- **Record extracts**
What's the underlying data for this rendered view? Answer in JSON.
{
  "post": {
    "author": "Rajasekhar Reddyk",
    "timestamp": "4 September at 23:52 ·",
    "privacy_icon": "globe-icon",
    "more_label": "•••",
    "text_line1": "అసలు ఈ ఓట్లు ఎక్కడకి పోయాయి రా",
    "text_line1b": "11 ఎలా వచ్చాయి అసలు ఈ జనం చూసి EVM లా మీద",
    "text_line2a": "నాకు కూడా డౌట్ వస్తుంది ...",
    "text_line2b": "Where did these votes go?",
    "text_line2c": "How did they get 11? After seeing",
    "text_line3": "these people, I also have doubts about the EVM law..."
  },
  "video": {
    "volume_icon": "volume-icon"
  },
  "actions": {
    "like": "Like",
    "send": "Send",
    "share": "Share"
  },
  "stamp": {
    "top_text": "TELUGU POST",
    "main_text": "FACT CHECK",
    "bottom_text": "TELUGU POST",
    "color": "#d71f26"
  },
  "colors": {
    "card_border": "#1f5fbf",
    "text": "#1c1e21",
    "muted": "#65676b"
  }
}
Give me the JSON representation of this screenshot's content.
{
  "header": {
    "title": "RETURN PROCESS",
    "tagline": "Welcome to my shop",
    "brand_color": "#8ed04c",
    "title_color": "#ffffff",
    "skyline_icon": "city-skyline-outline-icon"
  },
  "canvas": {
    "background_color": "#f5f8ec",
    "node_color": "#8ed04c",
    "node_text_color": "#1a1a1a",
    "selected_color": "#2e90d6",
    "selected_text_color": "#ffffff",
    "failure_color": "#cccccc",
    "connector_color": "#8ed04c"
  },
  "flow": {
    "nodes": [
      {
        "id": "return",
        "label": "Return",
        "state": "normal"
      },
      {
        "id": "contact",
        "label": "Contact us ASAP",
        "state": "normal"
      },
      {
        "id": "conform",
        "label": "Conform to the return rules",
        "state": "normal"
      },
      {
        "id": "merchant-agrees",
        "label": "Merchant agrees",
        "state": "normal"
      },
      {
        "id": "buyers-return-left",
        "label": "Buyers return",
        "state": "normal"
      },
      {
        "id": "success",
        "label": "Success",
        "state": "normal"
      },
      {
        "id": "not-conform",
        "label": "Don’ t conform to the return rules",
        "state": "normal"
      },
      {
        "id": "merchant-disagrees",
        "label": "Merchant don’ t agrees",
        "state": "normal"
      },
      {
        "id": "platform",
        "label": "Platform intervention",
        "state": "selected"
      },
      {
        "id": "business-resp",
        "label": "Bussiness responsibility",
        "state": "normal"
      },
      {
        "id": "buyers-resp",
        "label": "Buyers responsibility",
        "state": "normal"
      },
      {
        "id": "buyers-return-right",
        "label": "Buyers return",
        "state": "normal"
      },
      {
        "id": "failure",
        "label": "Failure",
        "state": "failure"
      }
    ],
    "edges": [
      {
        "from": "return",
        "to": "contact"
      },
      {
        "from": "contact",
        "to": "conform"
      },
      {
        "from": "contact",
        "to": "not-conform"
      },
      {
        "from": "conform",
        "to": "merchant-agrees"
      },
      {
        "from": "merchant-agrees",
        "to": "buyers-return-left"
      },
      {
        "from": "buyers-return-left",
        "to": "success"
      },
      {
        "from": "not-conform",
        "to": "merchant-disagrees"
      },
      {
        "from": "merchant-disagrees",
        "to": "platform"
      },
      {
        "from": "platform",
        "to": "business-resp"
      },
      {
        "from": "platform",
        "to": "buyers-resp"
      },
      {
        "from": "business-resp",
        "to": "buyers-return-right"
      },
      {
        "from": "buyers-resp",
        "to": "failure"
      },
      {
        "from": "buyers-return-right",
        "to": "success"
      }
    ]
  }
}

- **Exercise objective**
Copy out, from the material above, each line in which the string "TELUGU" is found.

- **Solution for this problem**
    "top_text": "TELUGU POST",
    "bottom_text": "TELUGU POST",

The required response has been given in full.